Before I was a teacher and before I was a mother I was a child and a reader and a lover of rhyme. The language of mother goose delights me to this day and I have a collection of illustrated volumes to prove it! I have been thinking a lot about the beginning of this poetic fascination as we are moving deeper into poetry month…
My favourite at the moment is illustrated by Japanese American artist Gyo Fujikawa. I have an aging 1977 copy of this 1968 book, but I have seen it reprinted recently and have joyfully purchased it to give to friends expecting their own first little ones – the rhyme and rhythm of mother goose is meant to be read, repeated and shared!

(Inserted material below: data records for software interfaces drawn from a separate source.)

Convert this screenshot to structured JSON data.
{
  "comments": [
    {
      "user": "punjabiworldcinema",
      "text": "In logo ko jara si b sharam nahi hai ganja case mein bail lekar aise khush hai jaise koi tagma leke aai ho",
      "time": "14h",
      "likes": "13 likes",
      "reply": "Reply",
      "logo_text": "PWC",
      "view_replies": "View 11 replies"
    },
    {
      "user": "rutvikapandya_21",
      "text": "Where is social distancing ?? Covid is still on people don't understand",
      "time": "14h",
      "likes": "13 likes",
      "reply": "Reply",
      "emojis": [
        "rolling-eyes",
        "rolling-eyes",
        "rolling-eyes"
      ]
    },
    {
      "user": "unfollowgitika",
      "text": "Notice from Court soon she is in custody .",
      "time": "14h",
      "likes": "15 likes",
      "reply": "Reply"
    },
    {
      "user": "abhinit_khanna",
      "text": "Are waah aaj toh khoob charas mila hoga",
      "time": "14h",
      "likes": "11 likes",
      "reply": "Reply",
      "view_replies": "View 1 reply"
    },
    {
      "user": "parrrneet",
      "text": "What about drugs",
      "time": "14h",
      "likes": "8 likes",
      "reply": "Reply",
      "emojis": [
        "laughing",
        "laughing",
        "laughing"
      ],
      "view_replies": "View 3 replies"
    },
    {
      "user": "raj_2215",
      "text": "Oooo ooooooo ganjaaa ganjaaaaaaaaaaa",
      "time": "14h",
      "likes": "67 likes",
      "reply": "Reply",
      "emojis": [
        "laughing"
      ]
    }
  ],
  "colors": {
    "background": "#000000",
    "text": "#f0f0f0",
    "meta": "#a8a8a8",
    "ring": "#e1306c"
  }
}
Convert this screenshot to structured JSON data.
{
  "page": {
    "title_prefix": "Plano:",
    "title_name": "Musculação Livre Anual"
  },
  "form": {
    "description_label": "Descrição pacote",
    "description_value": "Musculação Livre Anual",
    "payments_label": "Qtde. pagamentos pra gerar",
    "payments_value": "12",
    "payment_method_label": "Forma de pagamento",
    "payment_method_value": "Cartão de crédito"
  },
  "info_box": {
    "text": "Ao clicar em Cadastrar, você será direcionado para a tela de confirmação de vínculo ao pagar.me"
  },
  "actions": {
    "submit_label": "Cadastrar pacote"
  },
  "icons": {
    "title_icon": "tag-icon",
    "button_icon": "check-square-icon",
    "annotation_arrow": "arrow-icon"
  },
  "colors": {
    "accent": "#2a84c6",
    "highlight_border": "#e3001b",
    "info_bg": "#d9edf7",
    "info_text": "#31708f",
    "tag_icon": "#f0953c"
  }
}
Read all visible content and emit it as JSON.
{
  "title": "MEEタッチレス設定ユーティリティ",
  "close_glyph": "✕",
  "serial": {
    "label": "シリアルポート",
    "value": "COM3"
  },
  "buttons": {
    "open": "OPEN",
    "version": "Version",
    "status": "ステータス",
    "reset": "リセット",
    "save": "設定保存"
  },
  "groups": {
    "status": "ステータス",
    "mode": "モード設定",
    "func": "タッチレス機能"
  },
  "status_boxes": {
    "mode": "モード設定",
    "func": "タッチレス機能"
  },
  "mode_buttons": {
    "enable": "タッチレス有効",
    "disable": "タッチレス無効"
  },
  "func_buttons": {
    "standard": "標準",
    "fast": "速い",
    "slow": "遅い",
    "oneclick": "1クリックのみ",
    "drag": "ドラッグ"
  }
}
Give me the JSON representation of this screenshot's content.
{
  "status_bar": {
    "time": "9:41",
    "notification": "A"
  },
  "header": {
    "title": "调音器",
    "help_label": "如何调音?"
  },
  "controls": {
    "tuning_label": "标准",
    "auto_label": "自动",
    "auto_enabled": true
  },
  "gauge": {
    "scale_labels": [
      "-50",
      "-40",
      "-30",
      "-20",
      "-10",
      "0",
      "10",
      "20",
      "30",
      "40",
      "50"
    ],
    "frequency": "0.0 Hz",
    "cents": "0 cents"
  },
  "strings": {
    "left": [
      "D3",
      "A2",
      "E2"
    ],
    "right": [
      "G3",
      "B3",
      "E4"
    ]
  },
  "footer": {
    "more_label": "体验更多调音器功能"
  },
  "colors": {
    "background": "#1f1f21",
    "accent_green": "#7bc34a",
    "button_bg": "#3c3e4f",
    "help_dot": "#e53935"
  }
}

The rhymes and stories from the mother goose tradition are a staple of my childhood memory and have been featured in my life as a teacher too. Something about the simple logic and understandable consequences, dressed up with descriptive language and genuine feeling, connected to my understanding of life as a child. Many of the rhymes are worth repeating even now…
Sometimes the tiniest suggestion will have me reaching for a book of rhymes and a cozy place to curl up for a half hour or so…
Two of my favourites have stood the test of time. First, Old King Cole, partly because he smoked a pipe, (how exotic!), but also because he had fiddlers. Fiddlers! Who wouldn’t call for them? Second, Sing a Song of Sixpence – I always imagined being the queen and eating bread and honey… The dreams of childhood know no bounds!
But my absolute favourite illustration is coincidentally for my very favourite rhyme:
(Not just because it’s a rhyme about a shoe…). The cross section artwork is one of my favourites always. As a child I loved to see inside something that was usually a mystery… (Master of that form: Richard Scarry – a topic for another day…)
Mother Goose (for me and possibly for many) was the beginning of a poetic understanding of language … The childlike alphabet of poetry in an everyday application – a world of possibility in verse.
In marble halls as white as milk,
Lined with skin as soft as silk,
Within a fountain crystal-clear,
A golden apple doth appear.
No doors there are to this stronghold,
Yet thieves break in and steal the gold.